### [EXERCISE]
Scan the entries below. Report each line where the string "title" occurs.

### [ENTRIES PROVIDED]

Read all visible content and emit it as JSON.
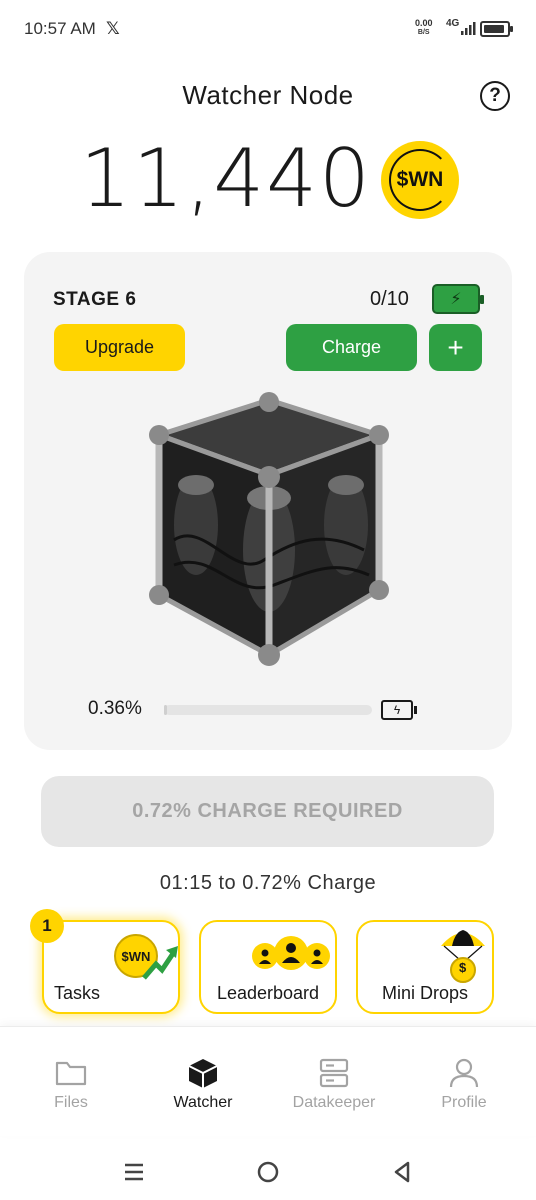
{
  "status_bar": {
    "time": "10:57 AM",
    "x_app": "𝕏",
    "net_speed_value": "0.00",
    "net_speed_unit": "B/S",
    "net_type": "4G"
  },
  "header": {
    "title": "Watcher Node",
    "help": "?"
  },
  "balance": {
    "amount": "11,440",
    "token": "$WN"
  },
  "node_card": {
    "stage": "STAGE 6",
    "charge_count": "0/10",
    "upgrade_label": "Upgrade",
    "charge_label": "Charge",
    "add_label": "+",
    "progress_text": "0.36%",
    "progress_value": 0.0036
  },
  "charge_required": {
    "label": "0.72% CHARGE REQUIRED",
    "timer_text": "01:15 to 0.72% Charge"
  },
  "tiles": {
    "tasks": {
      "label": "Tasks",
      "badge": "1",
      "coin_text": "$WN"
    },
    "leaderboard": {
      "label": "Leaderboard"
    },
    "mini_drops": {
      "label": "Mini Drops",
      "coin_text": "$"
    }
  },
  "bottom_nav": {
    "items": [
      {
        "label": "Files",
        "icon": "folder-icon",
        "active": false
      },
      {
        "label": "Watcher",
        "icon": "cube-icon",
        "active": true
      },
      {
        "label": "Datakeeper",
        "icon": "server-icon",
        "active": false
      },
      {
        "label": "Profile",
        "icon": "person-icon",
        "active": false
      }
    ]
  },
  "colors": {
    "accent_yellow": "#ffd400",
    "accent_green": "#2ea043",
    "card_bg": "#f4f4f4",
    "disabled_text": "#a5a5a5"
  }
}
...
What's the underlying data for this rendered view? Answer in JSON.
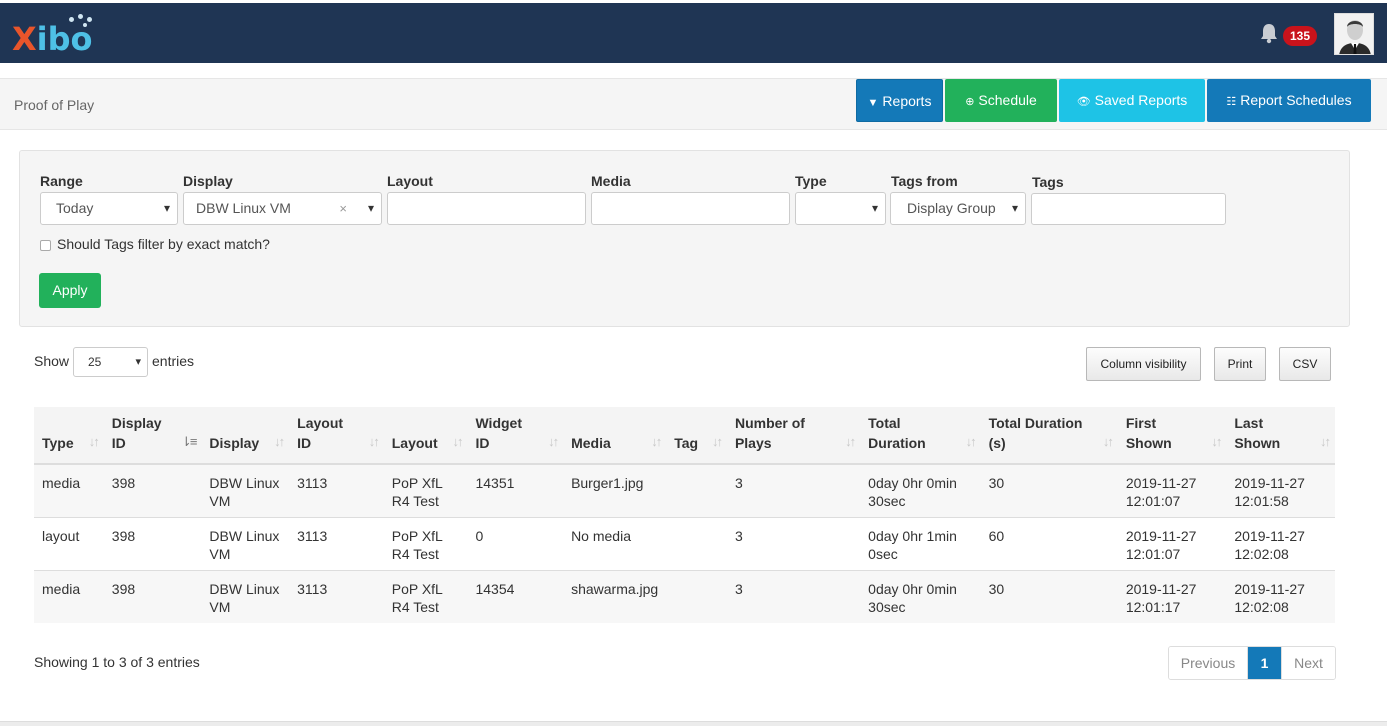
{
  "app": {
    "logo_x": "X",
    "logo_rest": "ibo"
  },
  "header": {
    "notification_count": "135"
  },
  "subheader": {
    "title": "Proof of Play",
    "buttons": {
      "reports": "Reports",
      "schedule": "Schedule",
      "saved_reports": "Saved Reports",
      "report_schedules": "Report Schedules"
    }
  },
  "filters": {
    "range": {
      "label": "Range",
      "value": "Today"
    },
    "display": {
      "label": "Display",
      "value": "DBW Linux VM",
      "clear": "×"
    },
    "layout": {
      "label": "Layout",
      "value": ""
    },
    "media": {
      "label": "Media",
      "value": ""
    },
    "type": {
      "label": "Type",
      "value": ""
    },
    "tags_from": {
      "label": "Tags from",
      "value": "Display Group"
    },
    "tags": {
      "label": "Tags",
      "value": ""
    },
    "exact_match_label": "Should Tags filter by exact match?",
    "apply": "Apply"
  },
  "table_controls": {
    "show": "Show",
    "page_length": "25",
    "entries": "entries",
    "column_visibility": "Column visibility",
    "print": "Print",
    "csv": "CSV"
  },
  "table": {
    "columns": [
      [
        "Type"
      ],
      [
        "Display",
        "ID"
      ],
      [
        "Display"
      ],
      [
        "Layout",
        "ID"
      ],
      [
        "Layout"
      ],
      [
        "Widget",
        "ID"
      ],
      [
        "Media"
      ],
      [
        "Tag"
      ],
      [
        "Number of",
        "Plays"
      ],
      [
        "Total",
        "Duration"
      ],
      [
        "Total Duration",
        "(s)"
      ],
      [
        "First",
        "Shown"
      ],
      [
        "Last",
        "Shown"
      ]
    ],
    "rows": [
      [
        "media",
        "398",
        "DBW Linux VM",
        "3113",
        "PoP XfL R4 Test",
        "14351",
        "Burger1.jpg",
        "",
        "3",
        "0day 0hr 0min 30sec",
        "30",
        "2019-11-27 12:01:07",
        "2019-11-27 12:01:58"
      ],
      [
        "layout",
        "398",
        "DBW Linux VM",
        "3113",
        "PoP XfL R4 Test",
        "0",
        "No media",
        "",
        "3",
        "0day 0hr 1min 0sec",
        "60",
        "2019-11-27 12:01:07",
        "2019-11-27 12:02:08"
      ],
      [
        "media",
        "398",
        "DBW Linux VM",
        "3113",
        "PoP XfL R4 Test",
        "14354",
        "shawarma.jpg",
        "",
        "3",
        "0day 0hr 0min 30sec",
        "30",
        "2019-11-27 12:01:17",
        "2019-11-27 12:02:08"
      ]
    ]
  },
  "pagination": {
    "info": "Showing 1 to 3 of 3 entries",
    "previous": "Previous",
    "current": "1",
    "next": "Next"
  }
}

### [EXERCISE RESPONSE]
    "title": "Watcher Node",
    "title": "Proof of Play",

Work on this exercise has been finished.